Reserch arm of Congress says amnesty can be defunded

The Congressional Research Service, a non-partisan arm of Congress, believes that the Congress can, indeed, defund the president's amnesty orders.

Last week, Rep. Hal Rogers, Chair of the Appropriations Committee, said the Congress didn't have to power to defund the U.S. Citizenship and Immigration Services because the agency funded itself through fees.

But the CRS disagreed, saying that the fees still have to be appropriated by statute.

The Hill:

“Importantly, amounts received as fees by federal agencies must still be appropriated by Congress to that agency in order to be available for obligation or expenditure by the agency. In some cases, this appropriation is provided through the annual appropriations process. In other instances, it is an appropriation that has been enacted independently of the annual appropriations process (such as a permanent appropriation in an authorizing act),” the report says.

“In either case, the funds available to the agency through fee collections would be subject to the same potential restrictions imposed by Congress on the use of its appropriations as any other type of appropriated funds.”

Conservative lawmakers, including Sessions, who hope to block or limit the president’s action in an upcoming spending bill, though, insist that House appropriators are wrong. They have called on Congress to block funding from going to the agencies in question. They worry that the immigration actions will be impossible to roll back in the future if Congress does not act now.

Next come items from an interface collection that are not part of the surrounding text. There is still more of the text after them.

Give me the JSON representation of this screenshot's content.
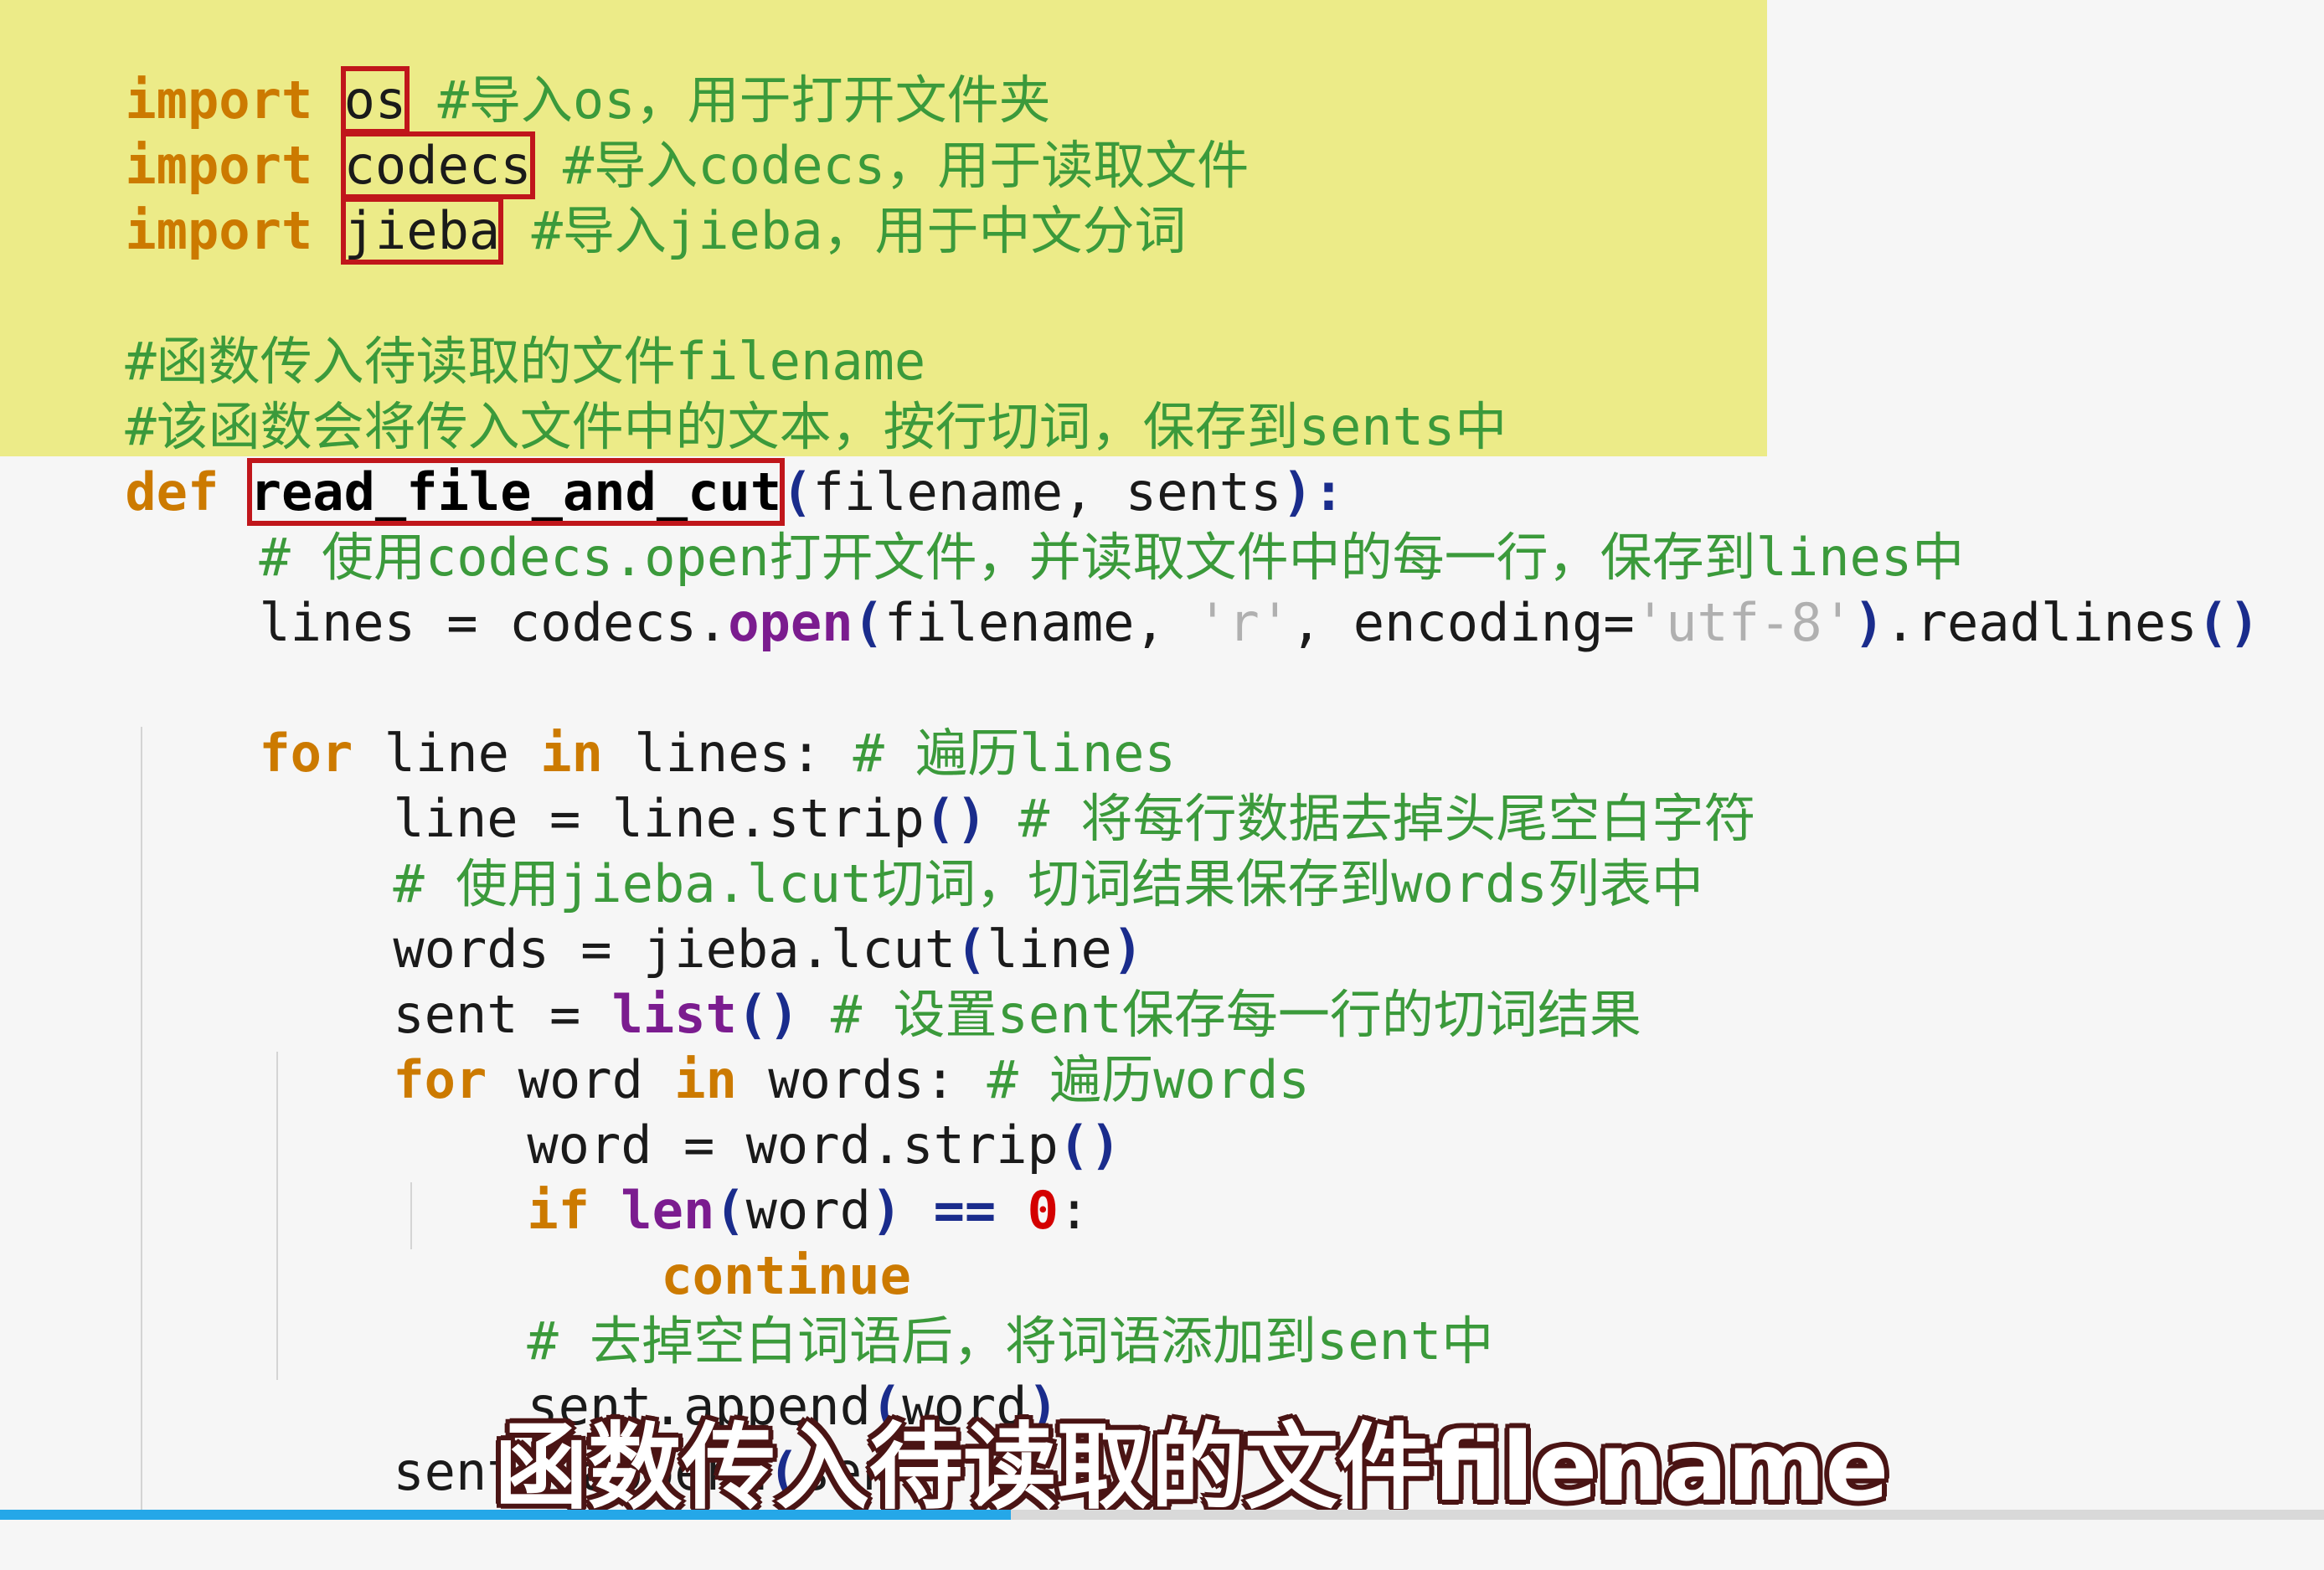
{
  "code": {
    "l1": {
      "kw": "import",
      "mod": "os",
      "cm": " #导入os，用于打开文件夹"
    },
    "l2": {
      "kw": "import",
      "mod": "codecs",
      "cm": " #导入codecs，用于读取文件"
    },
    "l3": {
      "kw": "import",
      "mod": "jieba",
      "cm": " #导入jieba，用于中文分词"
    },
    "l5": {
      "cm": "#函数传入待读取的文件filename"
    },
    "l6": {
      "cm": "#该函数会将传入文件中的文本，按行切词，保存到sents中"
    },
    "l7": {
      "kw": "def",
      "fn": "read_file_and_cut",
      "p1": "(",
      "args": "filename, sents",
      "p2": "):"
    },
    "l8": {
      "cm": "# 使用codecs.open打开文件，并读取文件中的每一行，保存到lines中"
    },
    "l9": {
      "a": "lines = codecs.",
      "b": "open",
      "c": "(",
      "d": "filename, ",
      "e": "'r'",
      "f": ", encoding=",
      "g": "'utf-8'",
      "h": ")",
      "i": ".readlines",
      "j": "()"
    },
    "l11": {
      "kw1": "for",
      "a": " line ",
      "kw2": "in",
      "b": " lines: ",
      "cm": "# 遍历lines"
    },
    "l12": {
      "a": "line = line.strip",
      "p": "()",
      "cm": " # 将每行数据去掉头尾空白字符"
    },
    "l13": {
      "cm": "# 使用jieba.lcut切词，切词结果保存到words列表中"
    },
    "l14": {
      "a": "words = jieba.lcut",
      "p1": "(",
      "b": "line",
      "p2": ")"
    },
    "l15": {
      "a": "sent = ",
      "bi": "list",
      "p": "()",
      "cm": " # 设置sent保存每一行的切词结果"
    },
    "l16": {
      "kw1": "for",
      "a": " word ",
      "kw2": "in",
      "b": " words: ",
      "cm": "# 遍历words"
    },
    "l17": {
      "a": "word = word.strip",
      "p": "()"
    },
    "l18": {
      "kw": "if",
      "sp": " ",
      "bi": "len",
      "p1": "(",
      "a": "word",
      "p2": ")",
      "op": " == ",
      "nu": "0",
      "c": ":"
    },
    "l19": {
      "kw": "continue"
    },
    "l20": {
      "cm": "# 去掉空白词语后，将词语添加到sent中"
    },
    "l21": {
      "a": "sent.append",
      "p1": "(",
      "b": "word",
      "p2": ")"
    },
    "l22": {
      "a": "sents.append",
      "p1": "(",
      "b": "sent",
      "p2": ")"
    }
  },
  "subtitle": "函数传入待读取的文件filename",
  "progress": {
    "fraction": 0.435
  },
  "colors": {
    "highlight": "#eceb88",
    "keyword": "#cc7a00",
    "comment": "#3b9a3b",
    "box": "#c0161b",
    "progress": "#25a7e8"
  }
}
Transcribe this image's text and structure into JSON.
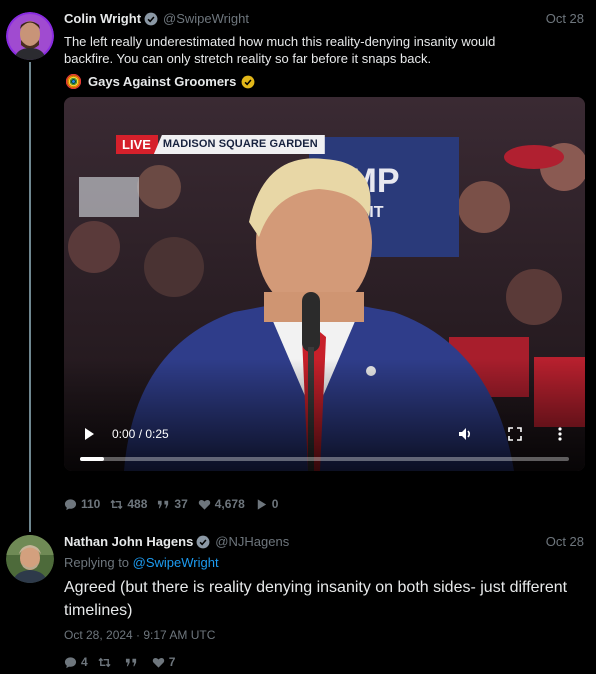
{
  "tweet1": {
    "name": "Colin Wright",
    "handle": "@SwipeWright",
    "date": "Oct 28",
    "text": "The left really underestimated how much this reality-denying insanity would backfire. You can only stretch reality so far before it snaps back.",
    "quoted_account": "Gays Against Groomers",
    "video": {
      "live_label": "LIVE",
      "location": "MADISON SQUARE GARDEN",
      "time": "0:00 / 0:25",
      "progress": 0.05
    },
    "stats": {
      "replies": "110",
      "retweets": "488",
      "quotes": "37",
      "likes": "4,678",
      "views": "0"
    }
  },
  "tweet2": {
    "name": "Nathan John Hagens",
    "handle": "@NJHagens",
    "date": "Oct 28",
    "replying_prefix": "Replying to ",
    "replying_to": "@SwipeWright",
    "text": "Agreed (but there is reality denying insanity on both sides- just different timelines)",
    "timestamp": "Oct 28, 2024 · 9:17 AM UTC",
    "stats": {
      "replies": "4",
      "retweets": "",
      "quotes": "",
      "likes": "7"
    }
  },
  "colors": {
    "background": "#000000",
    "text": "#e7e9ea",
    "muted": "#6e767d",
    "link": "#1d9bf0",
    "verified_blue": "#1d9bf0",
    "verified_gold": "#e2b719",
    "live_red": "#d6202b"
  },
  "icons": [
    "verified-icon",
    "rainbow-icon",
    "play-icon",
    "volume-icon",
    "fullscreen-icon",
    "more-icon",
    "reply-icon",
    "retweet-icon",
    "quote-icon",
    "like-icon",
    "views-icon"
  ]
}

Republicans are weighing ways to prevent the immigration action while also avoiding a government shutdown. Lawmakers must pass a spending bill by Dec. 12 to keep the government funded and open. The report will likely embolden conservative critics, including Sessions, who is seeking the Senate Budget Committee gavel.

The Appropriations panel on Wednesday hit back, arguing that the Congressional Research Service study did not undermind its stance.

“In no way does the CRS report contradict anything that we've said. It would take an act of Congress to change the underlying statute to restrict the use of fees,” said an aide to the Appropriations Committee, noting that Congress does not appropriate funds to the agency in question year-to-year.

“To restrict the fees, a law would have to be passed, which means a presidential signature. Barring that, the agency can continue to collect and use fees without an annual appropriation, meaning that in the event of a government shutdown, the agency would continue to operate, while other functions of government close,” the aide added.

Even if Rogers is right, Republicans should still seek to restrict the appropriation by refusing to fund the fees. Force the president to go to court and see what the justices of the Supreme Court have to say about it.

Recission is another option under consideration, although the president could veto any recission bill that defunded his amnesty orders. One way or another, the effort to defund amnesty will come to a head with Obama having veto power over any action the GOP takes.

The Congressional Research Service, a non-partisan arm of Congress, believes that the Congress can, indeed, defund the president's amnesty orders.

Last week, Rep. Hal Rogers, Chair of the Appropriations Committee, said the Congress didn't have to power to defund the U.S. Citizenship and Immigration Services because the agency funded itself through fees.

But the CRS disagreed, saying that the fees still have to be appropriated by statute.

The Hill:

“Importantly, amounts received as fees by federal agencies must still be appropriated by Congress to that agency in order to be available for obligation or expenditure by the agency. In some cases, this appropriation is provided through the annual appropriations process. In other instances, it is an appropriation that has been enacted independently of the annual appropriations process (such as a permanent appropriation in an authorizing act),” the report says.

“In either case, the funds available to the agency through fee collections would be subject to the same potential restrictions imposed by Congress on the use of its appropriations as any other type of appropriated funds.”

Conservative lawmakers, including Sessions, who hope to block or limit the president’s action in an upcoming spending bill, though, insist that House appropriators are wrong. They have called on Congress to block funding from going to the agencies in question. They worry that the immigration actions will be impossible to roll back in the future if Congress does not act now.

Republicans are weighing ways to prevent the immigration action while also avoiding a government shutdown. Lawmakers must pass a spending bill by Dec. 12 to keep the government funded and open. The report will likely embolden conservative critics, including Sessions, who is seeking the Senate Budget Committee gavel.

The Appropriations panel on Wednesday hit back, arguing that the Congressional Research Service study did not undermind its stance.

“In no way does the CRS report contradict anything that we've said. It would take an act of Congress to change the underlying statute to restrict the use of fees,” said an aide to the Appropriations Committee, noting that Congress does not appropriate funds to the agency in question year-to-year.

“To restrict the fees, a law would have to be passed, which means a presidential signature. Barring that, the agency can continue to collect and use fees without an annual appropriation, meaning that in the event of a government shutdown, the agency would continue to operate, while other functions of government close,” the aide added.

Even if Rogers is right, Republicans should still seek to restrict the appropriation by refusing to fund the fees. Force the president to go to court and see what the justices of the Supreme Court have to say about it.

Recission is another option under consideration, although the president could veto any recission bill that defunded his amnesty orders. One way or another, the effort to defund amnesty will come to a head with Obama having veto power over any action the GOP takes.